• _REQUIRED ACTION_: Where in the data below does the word "Maps" appear? Copy each line that holds it.

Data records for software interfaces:
Segment Open

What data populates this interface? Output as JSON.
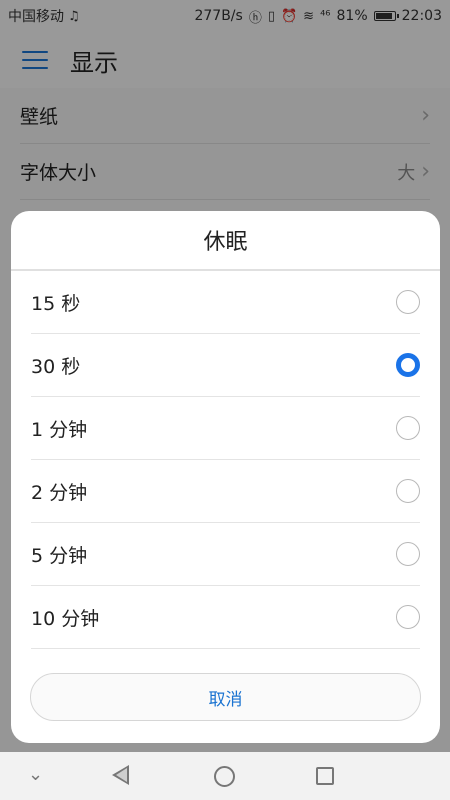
{
  "status_bar": {
    "carrier": "中国移动",
    "net_speed": "277B/s",
    "signal": "⁴⁶",
    "battery_text": "81%",
    "battery_level": 0.81,
    "time": "22:03"
  },
  "header": {
    "title": "显示"
  },
  "settings": {
    "items": [
      {
        "label": "壁纸",
        "value": ""
      },
      {
        "label": "字体大小",
        "value": "大"
      }
    ]
  },
  "dialog": {
    "title": "休眠",
    "options": [
      {
        "label": "15 秒",
        "selected": false
      },
      {
        "label": "30 秒",
        "selected": true
      },
      {
        "label": "1 分钟",
        "selected": false
      },
      {
        "label": "2 分钟",
        "selected": false
      },
      {
        "label": "5 分钟",
        "selected": false
      },
      {
        "label": "10 分钟",
        "selected": false
      }
    ],
    "cancel_label": "取消"
  },
  "colors": {
    "accent": "#1a73e8"
  }
}
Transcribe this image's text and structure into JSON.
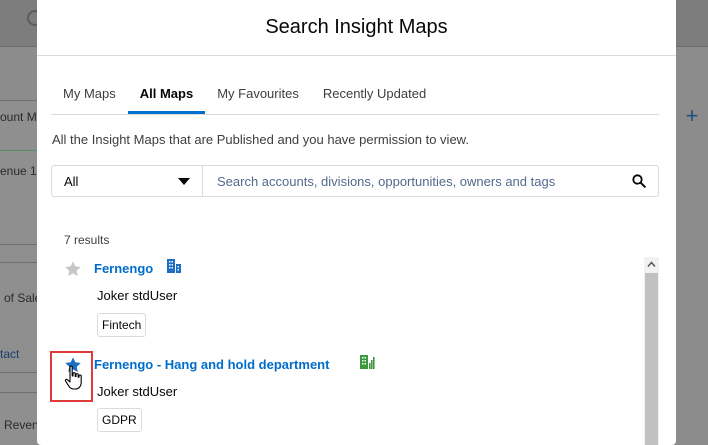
{
  "background": {
    "texts": [
      "ount M",
      "enue 1",
      "of Sale",
      "tact",
      "Reven"
    ]
  },
  "modal": {
    "title": "Search Insight Maps",
    "tabs": [
      {
        "label": "My Maps",
        "active": false
      },
      {
        "label": "All Maps",
        "active": true
      },
      {
        "label": "My Favourites",
        "active": false
      },
      {
        "label": "Recently Updated",
        "active": false
      }
    ],
    "description": "All the Insight Maps that are Published and you have permission to view.",
    "filter": {
      "selected": "All",
      "search_placeholder": "Search accounts, divisions, opportunities, owners and tags"
    },
    "results_count": "7 results",
    "results": [
      {
        "title": "Fernengo",
        "owner": "Joker stdUser",
        "tag": "Fintech",
        "favourite": false,
        "icon": "building-icon"
      },
      {
        "title": "Fernengo - Hang and hold department",
        "owner": "Joker stdUser",
        "tag": "GDPR",
        "favourite": true,
        "icon": "building-chart-icon"
      }
    ]
  },
  "colors": {
    "accent": "#0070d2",
    "link": "#006dcc",
    "star_active": "#1b6ec2",
    "star_inactive": "#c9c7c5",
    "highlight": "#e03a3a",
    "icon_blue": "#1b6ec2",
    "icon_green": "#3c9a3c"
  }
}
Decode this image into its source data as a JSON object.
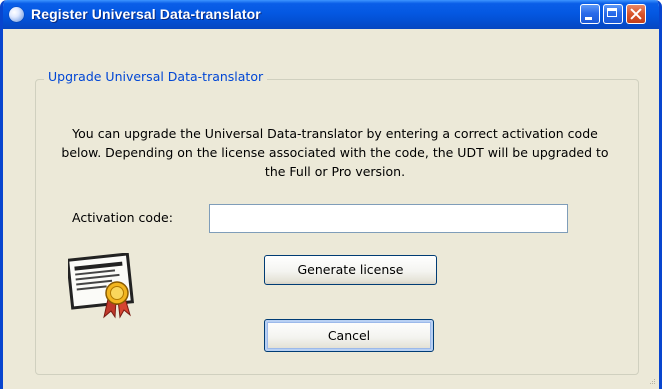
{
  "window": {
    "title": "Register Universal Data-translator",
    "buttons": {
      "minimize": "minimize",
      "maximize": "maximize",
      "close": "close"
    }
  },
  "group": {
    "legend": "Upgrade Universal Data-translator",
    "description": "You can upgrade the Universal Data-translator by entering a correct activation code below. Depending on the license associated with the code, the UDT will be upgraded to the Full or Pro version."
  },
  "form": {
    "activation_label": "Activation code:",
    "activation_value": "",
    "generate_label": "Generate license",
    "cancel_label": "Cancel"
  },
  "icons": {
    "app": "app-globe-icon",
    "certificate": "certificate-icon"
  },
  "colors": {
    "titlebar": "#0458e2",
    "dialog_bg": "#ece9d8",
    "legend_text": "#0046d5",
    "close_button": "#d8542b",
    "button_border": "#003c74"
  }
}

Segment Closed

• _OUTPUT_:
    "title": "Search Insight Maps",
        "label": "My Maps",
        "label": "All Maps",
    "description": "All the Insight Maps that are Published and you have permission to view.",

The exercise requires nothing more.